- By Robert ZeligerRobert Zeliger is News Editor of Foreign Policy.
A Brazilian woman with the title of oldest person in the world died yesterday. Maria Gomes Valentim was just two weeks shy of her 115th birthday. For those keeping track, the new oldest person in the world is an American, Besse Cooper, who is 48 days younger than Valentim.
According to the Gerontology Research Group, which tracks supercentenarians — people older than 110 — there are 87 known people in the world who fit that description.
Foreign Policy crunched the numbers to figure out the countries in the world with the most supercentenarians.
33 – Japan
20 – United States
11 – Italy
10 – United Kingdom
6 – France
3 – Belgium
1 each in Australia, Barbados, German, and Portugal
And the five oldest people on the planet today:
1. Besse Cooper, born Aug. 26, 1896 (American)
2. Chiyono Hasegawa, born Nov. 20, 1896 (Japanese)
3. Venere Pizzinato-Papo, born Nov. 23, 1896 (Italian)
4. Shige Hirooka, born Jan. 16, 1897 (Japanese)
5. Dina Manfredini, born April 4, 1897 (American, though born in Italy)
Joshua Keating is associate editor at Foreign Policy and the editor of the Passport blog. He has worked as a researcher, editorial assistant, and deputy Web editor since joining the FP staff in 2007. In addition to being featured in Foreign Policy, his writing has been published by the Washington Post, Newsweek International, Radio Prague, the Center for Defense Information, and Romania's Adevarul newspaper.
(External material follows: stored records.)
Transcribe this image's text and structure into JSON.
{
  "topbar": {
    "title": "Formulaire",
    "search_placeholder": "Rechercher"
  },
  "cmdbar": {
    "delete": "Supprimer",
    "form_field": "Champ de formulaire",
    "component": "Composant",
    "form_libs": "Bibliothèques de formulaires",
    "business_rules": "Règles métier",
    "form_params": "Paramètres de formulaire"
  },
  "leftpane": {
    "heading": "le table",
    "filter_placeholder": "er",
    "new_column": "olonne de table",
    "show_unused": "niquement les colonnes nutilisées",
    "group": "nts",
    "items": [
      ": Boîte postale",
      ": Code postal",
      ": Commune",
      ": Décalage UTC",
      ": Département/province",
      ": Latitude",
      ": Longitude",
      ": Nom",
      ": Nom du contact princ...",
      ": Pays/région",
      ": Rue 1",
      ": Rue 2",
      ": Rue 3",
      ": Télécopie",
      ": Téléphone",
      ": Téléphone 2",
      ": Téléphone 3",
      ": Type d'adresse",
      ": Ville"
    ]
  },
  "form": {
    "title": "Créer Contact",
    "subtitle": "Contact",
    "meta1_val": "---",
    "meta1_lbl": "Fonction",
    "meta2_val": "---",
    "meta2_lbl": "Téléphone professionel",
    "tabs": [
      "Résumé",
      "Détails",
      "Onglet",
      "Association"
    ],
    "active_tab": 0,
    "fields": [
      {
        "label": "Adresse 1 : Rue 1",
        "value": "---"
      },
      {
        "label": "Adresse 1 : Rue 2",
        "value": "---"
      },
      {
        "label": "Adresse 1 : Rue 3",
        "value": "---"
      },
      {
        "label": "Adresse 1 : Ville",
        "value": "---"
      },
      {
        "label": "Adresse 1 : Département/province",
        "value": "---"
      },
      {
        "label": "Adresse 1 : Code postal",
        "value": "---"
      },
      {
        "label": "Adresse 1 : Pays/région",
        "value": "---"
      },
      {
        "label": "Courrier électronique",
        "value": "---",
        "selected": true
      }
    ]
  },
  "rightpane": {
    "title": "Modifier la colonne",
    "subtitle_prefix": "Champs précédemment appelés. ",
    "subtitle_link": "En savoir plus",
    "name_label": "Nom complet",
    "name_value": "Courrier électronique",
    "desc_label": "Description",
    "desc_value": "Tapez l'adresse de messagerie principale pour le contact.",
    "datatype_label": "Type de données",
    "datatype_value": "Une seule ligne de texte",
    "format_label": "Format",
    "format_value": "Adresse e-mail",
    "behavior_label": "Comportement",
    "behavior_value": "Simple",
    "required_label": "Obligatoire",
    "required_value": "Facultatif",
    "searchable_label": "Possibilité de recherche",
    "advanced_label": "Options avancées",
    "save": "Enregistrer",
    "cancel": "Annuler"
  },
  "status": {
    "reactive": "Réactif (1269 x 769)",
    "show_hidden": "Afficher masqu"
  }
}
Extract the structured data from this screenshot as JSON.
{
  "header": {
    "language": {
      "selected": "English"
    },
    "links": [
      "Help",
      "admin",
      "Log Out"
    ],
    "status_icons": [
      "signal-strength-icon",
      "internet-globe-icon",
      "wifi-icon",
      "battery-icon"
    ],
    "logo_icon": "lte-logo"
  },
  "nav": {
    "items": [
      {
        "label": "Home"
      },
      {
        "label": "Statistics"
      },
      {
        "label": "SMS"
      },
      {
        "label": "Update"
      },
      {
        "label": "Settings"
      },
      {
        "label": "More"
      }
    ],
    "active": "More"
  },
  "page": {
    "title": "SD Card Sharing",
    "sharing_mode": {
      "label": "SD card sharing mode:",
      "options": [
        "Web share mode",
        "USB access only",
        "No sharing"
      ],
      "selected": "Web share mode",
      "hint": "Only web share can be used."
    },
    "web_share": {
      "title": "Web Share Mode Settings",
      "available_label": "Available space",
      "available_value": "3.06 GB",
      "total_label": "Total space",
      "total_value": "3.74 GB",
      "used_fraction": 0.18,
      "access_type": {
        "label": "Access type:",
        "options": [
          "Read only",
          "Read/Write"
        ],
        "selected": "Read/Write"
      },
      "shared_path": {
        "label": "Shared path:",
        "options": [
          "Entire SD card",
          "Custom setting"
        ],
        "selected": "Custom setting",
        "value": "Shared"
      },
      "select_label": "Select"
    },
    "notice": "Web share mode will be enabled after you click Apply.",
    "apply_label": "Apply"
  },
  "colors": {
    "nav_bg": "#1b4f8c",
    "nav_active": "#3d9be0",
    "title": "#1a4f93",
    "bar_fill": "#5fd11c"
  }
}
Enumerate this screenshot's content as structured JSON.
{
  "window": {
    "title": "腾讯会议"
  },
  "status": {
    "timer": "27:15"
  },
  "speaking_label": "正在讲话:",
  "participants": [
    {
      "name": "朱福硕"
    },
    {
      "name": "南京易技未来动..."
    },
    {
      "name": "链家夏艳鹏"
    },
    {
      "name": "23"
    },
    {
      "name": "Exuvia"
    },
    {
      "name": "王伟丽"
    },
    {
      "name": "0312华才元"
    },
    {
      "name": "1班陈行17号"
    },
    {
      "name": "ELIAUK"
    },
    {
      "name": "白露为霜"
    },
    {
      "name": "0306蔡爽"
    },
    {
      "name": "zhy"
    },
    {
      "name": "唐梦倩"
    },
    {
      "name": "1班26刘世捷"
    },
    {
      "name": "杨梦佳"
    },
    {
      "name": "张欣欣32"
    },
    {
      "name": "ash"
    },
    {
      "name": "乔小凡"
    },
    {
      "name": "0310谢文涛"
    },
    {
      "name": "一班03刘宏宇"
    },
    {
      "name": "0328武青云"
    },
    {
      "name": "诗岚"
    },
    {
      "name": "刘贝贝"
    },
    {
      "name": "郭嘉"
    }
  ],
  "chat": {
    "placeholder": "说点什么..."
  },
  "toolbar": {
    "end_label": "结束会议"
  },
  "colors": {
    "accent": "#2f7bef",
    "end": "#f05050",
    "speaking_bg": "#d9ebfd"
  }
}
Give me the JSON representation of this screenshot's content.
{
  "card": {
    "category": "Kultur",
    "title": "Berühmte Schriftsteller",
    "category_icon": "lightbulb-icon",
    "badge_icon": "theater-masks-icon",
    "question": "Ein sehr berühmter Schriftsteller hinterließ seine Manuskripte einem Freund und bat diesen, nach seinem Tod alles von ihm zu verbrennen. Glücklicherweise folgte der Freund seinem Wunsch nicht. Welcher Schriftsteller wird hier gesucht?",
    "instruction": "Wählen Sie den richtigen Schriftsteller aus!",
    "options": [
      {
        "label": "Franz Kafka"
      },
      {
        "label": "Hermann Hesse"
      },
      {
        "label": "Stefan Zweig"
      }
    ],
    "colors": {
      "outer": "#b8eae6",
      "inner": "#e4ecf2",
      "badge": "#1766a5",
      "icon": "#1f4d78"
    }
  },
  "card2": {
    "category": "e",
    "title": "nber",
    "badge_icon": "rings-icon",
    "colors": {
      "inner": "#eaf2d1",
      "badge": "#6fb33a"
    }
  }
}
He has appeared as a commentator on CNN International, C-Span, ABC News, Al Jazeera, NPR, BBC radio, and others. A native of Brooklyn, New York, he studied comparative politics at Oberlin College.| War of Ideas |
Daniel W. Drezner is professor of international politics at the Fletcher School of Law and Diplomacy at Tufts University and a senior editor at The National Interest. Prior to Fletcher, he taught at the University of Chicago and the University of Colorado at Boulder. Drezner has received fellowships from the German Marshall Fund of the United States, the Council on Foreign Relations, and Harvard University. He has previously held positions with Civic Education Project, the RAND Corporation, and the Treasury Department.| Daniel W. Drezner |